Yesterday I decided it was high time to cut into my Anna Maria Horner Good Folks before another year goes by and we’re all still looking at the Good Folks projects. Case in point: have you noticed alot of Mendocino around here lately? Yeah, I acquired that last August. I didn’t want to think too hard about what to make so I pulled out my favorite quickie pattern, formerly known as the “stroller bag,” now known as Lickety Split, due to the fact that I can literally make one in 15 minutes (without the pockets) to 30 minutes (with pockets).

Like the Oceana Tote, this one is reversible although it’s bigger and not interfaced so it’s super lightweight and folds up to almost nothing. I added some blue and red ric-rac to the pockets, for a little extra cute.


: : which side should go out? : :

I made it up after studying a student’s book bag back when I was teaching a few years ago; although now that I look online at the pattern she used I see it’s smaller, doesn’t have the seam in the middle or the round ties. There’s a lot of this style bag floating around but the patterns for sale are either too small for what I want or don’t have the adjustable ties on the top.

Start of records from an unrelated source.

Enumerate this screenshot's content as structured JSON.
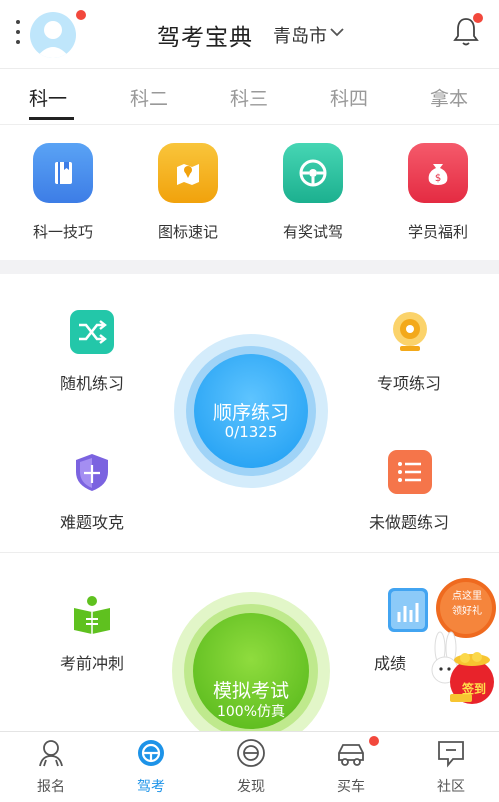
{
  "header": {
    "title": "驾考宝典",
    "city": "青岛市"
  },
  "tabs": [
    {
      "label": "科一"
    },
    {
      "label": "科二"
    },
    {
      "label": "科三"
    },
    {
      "label": "科四"
    },
    {
      "label": "拿本"
    }
  ],
  "features": [
    {
      "label": "科一技巧",
      "icon": "book-icon",
      "color": "#4a8ff0"
    },
    {
      "label": "图标速记",
      "icon": "map-pin-icon",
      "color": "#f5b21f"
    },
    {
      "label": "有奖试驾",
      "icon": "steering-wheel-icon",
      "color": "#2cc2a3"
    },
    {
      "label": "学员福利",
      "icon": "money-bag-icon",
      "color": "#ee4256"
    }
  ],
  "practice": {
    "random": "随机练习",
    "special": "专项练习",
    "hard": "难题攻克",
    "undone": "未做题练习",
    "sequential": {
      "label": "顺序练习",
      "progress": "0/1325"
    }
  },
  "exam": {
    "prep": "考前冲刺",
    "score": "成绩",
    "mock": {
      "label": "模拟考试",
      "sub": "100%仿真"
    }
  },
  "promo": {
    "text_top": "点这里",
    "text_mid": "领好礼",
    "sign": "签到"
  },
  "bottom_nav": [
    {
      "label": "报名",
      "icon": "signup-icon"
    },
    {
      "label": "驾考",
      "icon": "steering-wheel-icon"
    },
    {
      "label": "发现",
      "icon": "discover-icon"
    },
    {
      "label": "买车",
      "icon": "car-icon"
    },
    {
      "label": "社区",
      "icon": "community-icon"
    }
  ],
  "colors": {
    "accent_blue": "#1d93e8",
    "accent_green": "#5fc11f",
    "badge_red": "#f2483c"
  }
}
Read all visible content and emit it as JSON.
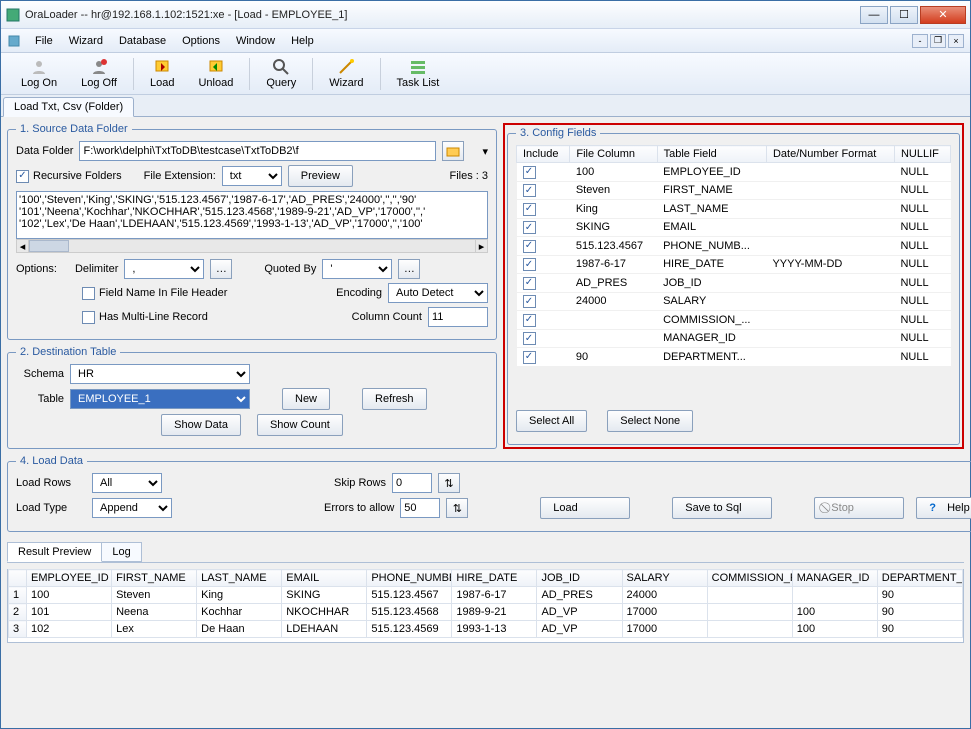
{
  "window": {
    "title": "OraLoader -- hr@192.168.1.102:1521:xe - [Load - EMPLOYEE_1]"
  },
  "menus": [
    "File",
    "Wizard",
    "Database",
    "Options",
    "Window",
    "Help"
  ],
  "toolbar": [
    {
      "id": "logon",
      "label": "Log On"
    },
    {
      "id": "logoff",
      "label": "Log Off"
    },
    {
      "id": "load",
      "label": "Load"
    },
    {
      "id": "unload",
      "label": "Unload"
    },
    {
      "id": "query",
      "label": "Query"
    },
    {
      "id": "wizard",
      "label": "Wizard"
    },
    {
      "id": "tasklist",
      "label": "Task List"
    }
  ],
  "main_tab": "Load Txt, Csv (Folder)",
  "panel1": {
    "title": "1. Source Data Folder",
    "data_folder_label": "Data Folder",
    "data_folder_value": "F:\\work\\delphi\\TxtToDB\\testcase\\TxtToDB2\\f",
    "recursive_label": "Recursive Folders",
    "file_ext_label": "File Extension:",
    "file_ext_value": "txt",
    "preview_btn": "Preview",
    "files_label": "Files : 3",
    "sample_text": "'100','Steven','King','SKING','515.123.4567','1987-6-17','AD_PRES','24000','','','90'\n'101','Neena','Kochhar','NKOCHHAR','515.123.4568','1989-9-21','AD_VP','17000','','\n'102','Lex','De Haan','LDEHAAN','515.123.4569','1993-1-13','AD_VP','17000','','100'",
    "options_label": "Options:",
    "delimiter_label": "Delimiter",
    "quoted_by_label": "Quoted By",
    "field_header_label": "Field Name In File Header",
    "encoding_label": "Encoding",
    "encoding_value": "Auto Detect",
    "multiline_label": "Has Multi-Line Record",
    "colcount_label": "Column Count",
    "colcount_value": "11"
  },
  "panel2": {
    "title": "2. Destination Table",
    "schema_label": "Schema",
    "schema_value": "HR",
    "table_label": "Table",
    "table_value": "EMPLOYEE_1",
    "new_btn": "New",
    "refresh_btn": "Refresh",
    "show_data_btn": "Show Data",
    "show_count_btn": "Show Count"
  },
  "panel3": {
    "title": "3. Config Fields",
    "headers": [
      "Include",
      "File Column",
      "Table Field",
      "Date/Number Format",
      "NULLIF"
    ],
    "rows": [
      {
        "file": "100",
        "field": "EMPLOYEE_ID",
        "fmt": "",
        "nullif": "NULL"
      },
      {
        "file": "Steven",
        "field": "FIRST_NAME",
        "fmt": "",
        "nullif": "NULL"
      },
      {
        "file": "King",
        "field": "LAST_NAME",
        "fmt": "",
        "nullif": "NULL"
      },
      {
        "file": "SKING",
        "field": "EMAIL",
        "fmt": "",
        "nullif": "NULL"
      },
      {
        "file": "515.123.4567",
        "field": "PHONE_NUMB...",
        "fmt": "",
        "nullif": "NULL"
      },
      {
        "file": "1987-6-17",
        "field": "HIRE_DATE",
        "fmt": "YYYY-MM-DD",
        "nullif": "NULL"
      },
      {
        "file": "AD_PRES",
        "field": "JOB_ID",
        "fmt": "",
        "nullif": "NULL"
      },
      {
        "file": "24000",
        "field": "SALARY",
        "fmt": "",
        "nullif": "NULL"
      },
      {
        "file": "",
        "field": "COMMISSION_...",
        "fmt": "",
        "nullif": "NULL"
      },
      {
        "file": "",
        "field": "MANAGER_ID",
        "fmt": "",
        "nullif": "NULL"
      },
      {
        "file": "90",
        "field": "DEPARTMENT...",
        "fmt": "",
        "nullif": "NULL"
      }
    ],
    "select_all": "Select All",
    "select_none": "Select None"
  },
  "panel4": {
    "title": "4. Load Data",
    "load_rows_label": "Load Rows",
    "load_rows_value": "All",
    "skip_rows_label": "Skip Rows",
    "skip_rows_value": "0",
    "load_type_label": "Load Type",
    "load_type_value": "Append",
    "errors_label": "Errors to allow",
    "errors_value": "50",
    "load_btn": "Load",
    "save_sql_btn": "Save to Sql",
    "stop_btn": "Stop",
    "help_btn": "Help"
  },
  "results": {
    "tab1": "Result Preview",
    "tab2": "Log",
    "headers": [
      "",
      "EMPLOYEE_ID",
      "FIRST_NAME",
      "LAST_NAME",
      "EMAIL",
      "PHONE_NUMBER",
      "HIRE_DATE",
      "JOB_ID",
      "SALARY",
      "COMMISSION_PCT",
      "MANAGER_ID",
      "DEPARTMENT_II"
    ],
    "rows": [
      [
        "1",
        "100",
        "Steven",
        "King",
        "SKING",
        "515.123.4567",
        "1987-6-17",
        "AD_PRES",
        "24000",
        "",
        "",
        "90"
      ],
      [
        "2",
        "101",
        "Neena",
        "Kochhar",
        "NKOCHHAR",
        "515.123.4568",
        "1989-9-21",
        "AD_VP",
        "17000",
        "",
        "100",
        "90"
      ],
      [
        "3",
        "102",
        "Lex",
        "De Haan",
        "LDEHAAN",
        "515.123.4569",
        "1993-1-13",
        "AD_VP",
        "17000",
        "",
        "100",
        "90"
      ]
    ]
  }
}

And as I write that I’m realizing just how much I complain about how not-quite-right every other pattern out there is. I don’t mean to be a whiner. I just don’t always find exactly what I’m looking for…


: : ties onto the stroller : :

: : or hangs : :

I’m hesitant to say this but I think this is my Perfect Bag. It works for library books, farmers market, grocery store, just over the shoulder, and because it’s adjustable I can hang it on any stroller. It’s big enough for baby and toddler gear but my little sister Kricket carries hers around so I know it’s not too mommish (that or she just switches to it every time she comes over…sneaky). And it’s wide enough at the bottom for a carton of eggs. Eggs!!!


: : Here are a couple others I’ve made recently (but with one pocket inside instead of four) : :

I’d be happy to scan and sell this if anyone’s interested (no commitment of course). I think I want to try out some automatic download software for PDFs so that if someone bought it they could download it right away. This might be the one to start with, but if you guys think it’s a bad idea I’ll save myself the time. I’m able to turn around most pattern orders on Etsy within a few hours, but that’s still a wait, and for a PDF it would be nice to get it right away.

Side note on wall color: A few of you asked about the paint color on my wall from last post; I have to admit the first picture here isn’t quite an accurate portrayal of my bathroom wall (which happens to be one of the only well-lit blank walls in my house with a hook); I played around with the tint/temp of the picture because I wanted it to be beachy. The real color is probably closer to the one you see directly above. The paint color is from Martha Stewart at Kmart, but I got it about four years ago so I don’t even know if they sell it anymore. But if you want that warm aqua look, rip out a Tiffany ad from Vogue and bring it in to your local paint shop; I’m sure you’d get the same look. And maybe if I get the energy I’ll waddle downstairs and see if I can find the name of that paint chip…